  • so the question is -- what motivates you to learn

  • or attend college? What level of need

  • is there? We discussed one product

  • that might market itself at all different levels

  • of needs. But we could also discuss

  • products designed for each level.

  • Obviously most basic foods are designed to meet

  • physiological. While security systems,

  • funeral planning, insurance is designed to meet

  • safety needs. Events

  • or places where you can meet other people

  • are designed and marketed to meet social needs.

  • Some again, motivation is a huge

  • psychological influence on people as they go through the consumer decision-making

  • process. Let's look at other psychological

  • influences besides perception and motives.

  • Let's think about learning. we learn

  • through thinking or through behaviors.

  • If we try a product several times and we

  • like it we might become what is called

  • brand loyal. So brand loyalty

  • is a learned behavior. On flip side,

  • we might try a product and not like it and

  • and therefore we have learned that we do

  • like that particular

  • product. One of the biggest challenges marketers face

  • is people attitudes toward brand

  • or object -- their individual evaluation

  • of a brand or object. And a lot of that is based

  • on their perception. Some might say

  • when you're talking to consumers perception

  • is reality to them. In other words

  • if they perceive your brand that way it is

  • that way whether it is or not --

  • unless we can change their attitude

  • or their perception. So let's look at some ways

  • we can change people's attitudes.

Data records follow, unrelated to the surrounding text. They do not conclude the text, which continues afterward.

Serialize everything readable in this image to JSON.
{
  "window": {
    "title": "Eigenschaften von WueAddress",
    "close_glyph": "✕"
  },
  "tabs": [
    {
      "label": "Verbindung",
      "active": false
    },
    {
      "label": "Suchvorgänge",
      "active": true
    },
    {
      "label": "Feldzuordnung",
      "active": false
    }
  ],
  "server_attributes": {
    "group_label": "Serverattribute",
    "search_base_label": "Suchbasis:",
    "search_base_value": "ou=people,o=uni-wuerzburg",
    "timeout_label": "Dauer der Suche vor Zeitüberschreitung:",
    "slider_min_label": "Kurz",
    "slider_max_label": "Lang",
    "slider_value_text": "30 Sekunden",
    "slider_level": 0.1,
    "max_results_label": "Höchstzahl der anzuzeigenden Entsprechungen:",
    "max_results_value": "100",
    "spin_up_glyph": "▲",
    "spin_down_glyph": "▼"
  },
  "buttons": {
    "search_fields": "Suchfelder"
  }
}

  • One-way would be to take a negative attribute

  • and turn it into a positive one.

  • Maybe a negative attribute might be

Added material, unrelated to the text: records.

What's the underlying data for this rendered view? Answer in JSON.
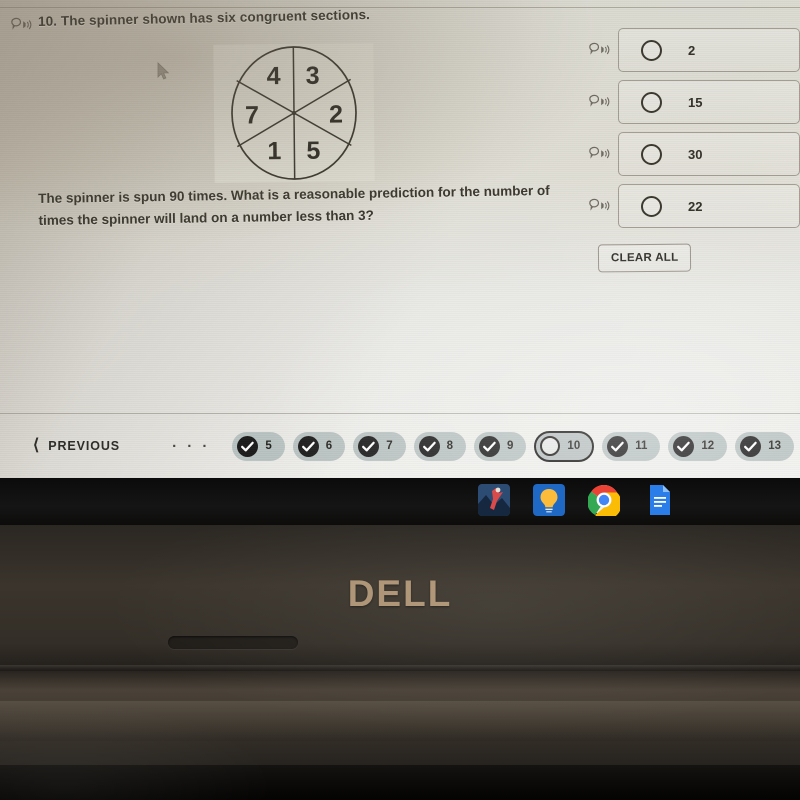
{
  "device": {
    "brand_logo": "DELL",
    "platform": "chromeos-laptop"
  },
  "question": {
    "number_label": "10.",
    "prompt_line1": "The spinner shown has six congruent sections.",
    "body": "The spinner is spun 90 times. What is a reasonable prediction for the number of times the spinner will land on a number less than 3?",
    "read_aloud_icon": "speaker-text-to-speech-icon"
  },
  "spinner": {
    "sections_count": 6,
    "labels_clockwise_from_top_right": [
      "3",
      "2",
      "5",
      "1",
      "7",
      "4"
    ],
    "labels": [
      "4",
      "3",
      "2",
      "5",
      "1",
      "7"
    ],
    "stroke_color": "#3a372f",
    "face_color": "#dedcd2"
  },
  "answers": {
    "options": [
      {
        "label": "2",
        "selected": false,
        "read_aloud_icon": "speaker-text-to-speech-icon"
      },
      {
        "label": "15",
        "selected": false,
        "read_aloud_icon": "speaker-text-to-speech-icon"
      },
      {
        "label": "30",
        "selected": false,
        "read_aloud_icon": "speaker-text-to-speech-icon"
      },
      {
        "label": "22",
        "selected": false,
        "read_aloud_icon": "speaker-text-to-speech-icon"
      }
    ],
    "clear_all_label": "CLEAR ALL"
  },
  "navigation": {
    "previous_label": "PREVIOUS",
    "previous_icon": "chevron-left-icon",
    "ellipsis": "· · ·",
    "pages": [
      {
        "number": "5",
        "state": "answered"
      },
      {
        "number": "6",
        "state": "answered"
      },
      {
        "number": "7",
        "state": "answered"
      },
      {
        "number": "8",
        "state": "answered"
      },
      {
        "number": "9",
        "state": "answered"
      },
      {
        "number": "10",
        "state": "current"
      },
      {
        "number": "11",
        "state": "answered"
      },
      {
        "number": "12",
        "state": "answered"
      },
      {
        "number": "13",
        "state": "answered"
      }
    ],
    "answered_icon": "check-circle-icon",
    "current_icon": "empty-circle-icon",
    "pill_color": "#b9c3c2",
    "check_color": "#1c1c1c"
  },
  "shelf": {
    "apps": [
      {
        "name": "photo-app-icon",
        "running": false
      },
      {
        "name": "lightbulb-app-icon",
        "running": false
      },
      {
        "name": "chrome-browser-icon",
        "running": true
      },
      {
        "name": "google-docs-icon",
        "running": false
      }
    ],
    "background": "#0f0f0f"
  },
  "colors": {
    "screen_background": "#dedcd2",
    "text": "#3b382f",
    "dell_logo": "#b59a79",
    "bezel": "#332e27"
  }
}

  • that your local community college

  • doesn't offer the ability to his participate

  • on collegiate athletic teams.

  • we could take that negative attribute and

  • say that if you intend that local community college

  • you'll be focused on learning activities

  • that help you get a job/career and

  • you won't have those distractions and you don't have to pay

  • to support collegiate athletics when that's not really

  • why you go to college. Another way

  • to change attitude is to capitalize

  • on a positive attribute. Perhaps

  • your college has a positive

  • attributes like small class

  • sizes but maybe people don't realize how important that is.

  • So what you could do would be to emphasize how importance it is to

  • learn in environment where your professors know your name and

  • and communicating and care about you. And all of a sudden

  • people realize the importance of

  • that particular attribute.

  • You might also add a new attribute. Maybe there's a new major

  • or program you hadn't previously offered that

  • people are very interesting in. You might add that attribute.

  • you might also change their belief

  • about an existing attribute -- similar to what we talked about

  • before -- turning a negative attribute into a positive one. but it

  • doesn't even have to be negative.

  • It might be an attribute they just don't realize how

  • important that attribute is. So

  • what we discussed here in the importance of

  • consumers attitudes on going through that consumer decision-making process

  • of problem recognition, information search,

  • evaluation of alternatives, purchase, and post-purchase evaluation

  • and how we can affect

  • their attitudes. Additionally

  • a person's personality -- their consistent response to a situation --

  • some people might respond to a situation one-way

  • and other another, another way.

  • People buy products that support

  • their personality.Tthey wouldn't be caught wearing

  • particular type of clothing or using a

  • particular brand or drinking particular beverage

  • because it doesn't match their personality.

  • Occasionally people buy a product or service

  • to support an area of their personality that they think

  • is weak. Even though it may appear they very logically go through that purchase

  • decision making process

  • sometimes personality

  • decisions have a huge influence

  • on what they ultimately decide to buy --

  • even if the evaluative criteria for their consideration set

  • doesn't necessarily point to that particular product or service.